He doesn’t ask much of you, yet he’s always there for you and he’s a good, reliable option for movie night. But you don’t see yourself handing over the keys to your apartment. This is Mr Right Now.

Distinguishing between Mr Right and Mr Right Now is not always easy. Take Grant, for instance, easy to be with and easy on the eye, the guy was in his early thirties (five years my junior, if that makes any difference), and his biggest commitment in life was to Thursday poker night with his pals. My world of car pools, deadlines and fortieth birthday parties was like another planet to him, yet he listened with an attentive ear to my woes, he filled, with attentive care, my glass and he stroked, with an attentive hand, my ego. In his company, I was granted a temporary escape from my complicated life of responsibilities and obligations, yet it wasn’t real life and he was no long-term keeper. He was Mr Right Now.

With reluctance I broke off the farce– we were playing a game, I told him, and it would be far better to retain the friendship than be left with nothing at all.
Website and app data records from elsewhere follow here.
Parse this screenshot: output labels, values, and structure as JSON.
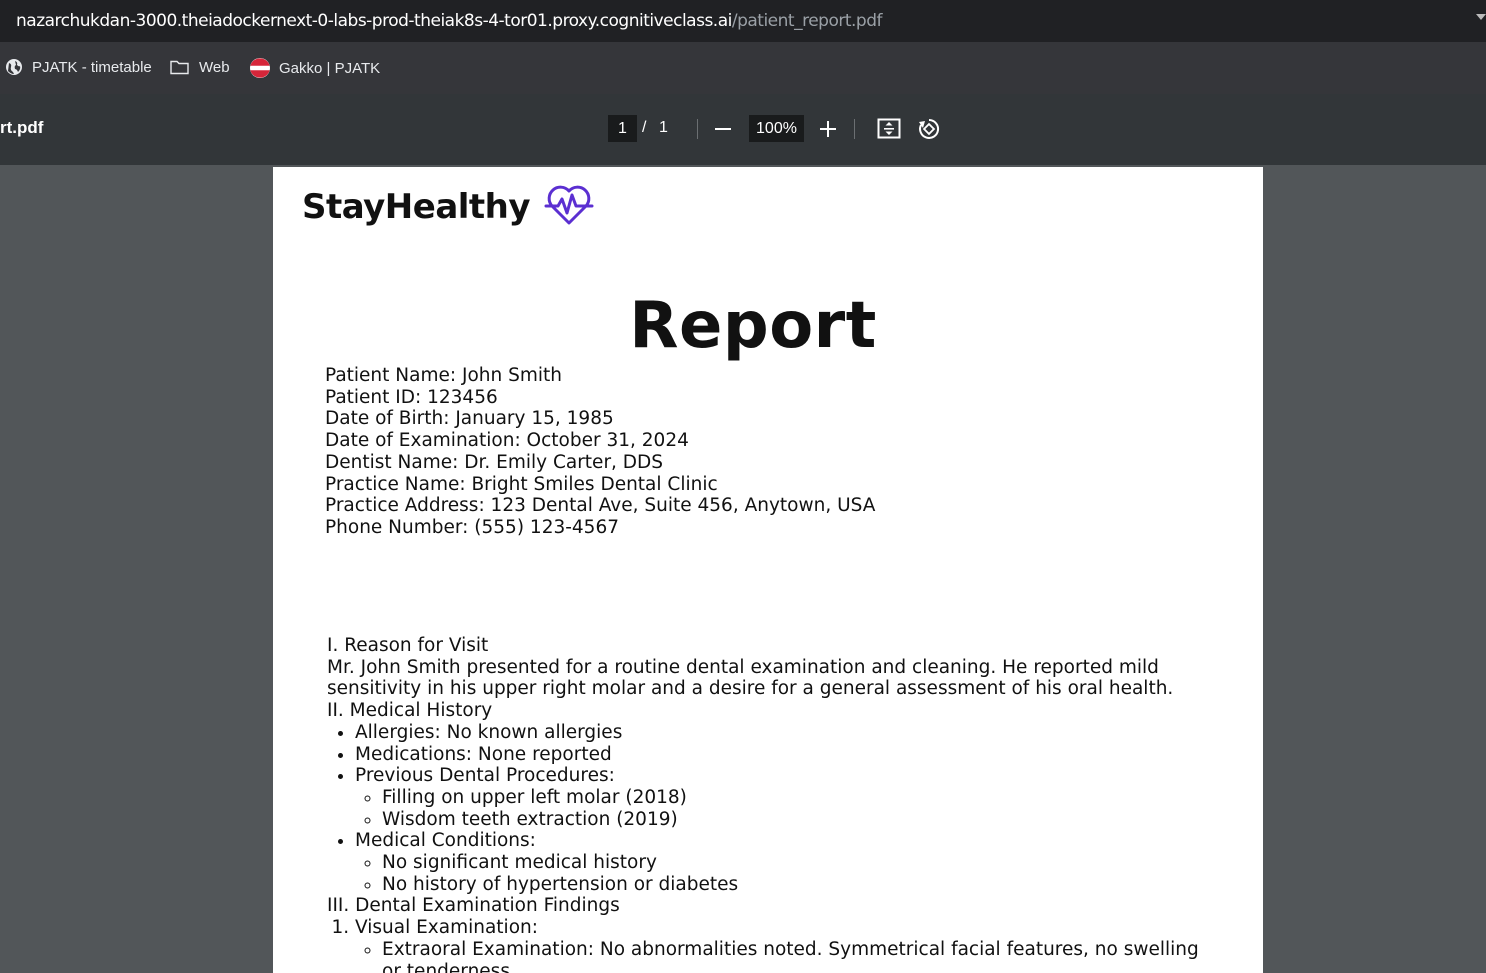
{
  "url": {
    "host": "nazarchukdan-3000.theiadockernext-0-labs-prod-theiak8s-4-tor01.proxy.cognitiveclass.ai",
    "path": "/patient_report.pdf"
  },
  "bookmarks": [
    {
      "label": "PJATK - timetable",
      "icon": "globe-icon"
    },
    {
      "label": "Web",
      "icon": "folder-icon"
    },
    {
      "label": "Gakko | PJATK",
      "icon": "pjatk-logo-icon"
    }
  ],
  "toolbar": {
    "filename": "rt.pdf",
    "page_current": "1",
    "page_sep": "/",
    "page_total": "1",
    "zoom": "100%"
  },
  "document": {
    "brand": "StayHealthy",
    "title": "Report",
    "info": [
      "Patient Name: John Smith",
      "Patient ID: 123456",
      "Date of Birth: January 15, 1985",
      "Date of Examination: October 31, 2024",
      "Dentist Name: Dr. Emily Carter, DDS",
      "Practice Name: Bright Smiles Dental Clinic",
      "Practice Address: 123 Dental Ave, Suite 456, Anytown, USA",
      "Phone Number: (555) 123-4567"
    ],
    "section1_heading": "I. Reason for Visit",
    "section1_text": "Mr. John Smith presented for a routine dental examination and cleaning. He reported mild sensitivity in his upper right molar and a desire for a general assessment of his oral health.",
    "section2_heading": "II. Medical History",
    "allergies": "Allergies: No known allergies",
    "medications": "Medications: None reported",
    "procedures_label": "Previous Dental Procedures:",
    "procedure_1": "Filling on upper left molar (2018)",
    "procedure_2": "Wisdom teeth extraction (2019)",
    "conditions_label": "Medical Conditions:",
    "condition_1": "No significant medical history",
    "condition_2": "No history of hypertension or diabetes",
    "section3_heading": "III. Dental Examination Findings",
    "visual_exam": "Visual Examination:",
    "extraoral": "Extraoral Examination: No abnormalities noted. Symmetrical facial features, no swelling or tenderness."
  },
  "colors": {
    "logo": "#5b2fd1",
    "page_bg": "#ffffff",
    "viewer_bg": "#525659",
    "toolbar_bg": "#323639"
  }
}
He seemed to understand, but did try his luck by asking if we could continue to be Saturday-night sex buddies.

While I’m not saying it’s not impossible for Mr Right Now to morph into Mr Right, you’ve got to want it to happen (and you’ve got to stop wondering about the guys you’re missing out on by being with him). And, if you can’t picture yourself handing over your apartment keys, then nip it in the bud is my advice. For one thing, this is a guy who will contribute far more to your life as a good friend, and, for another, time spent with Mr Right Now is time not spent with Mr Right.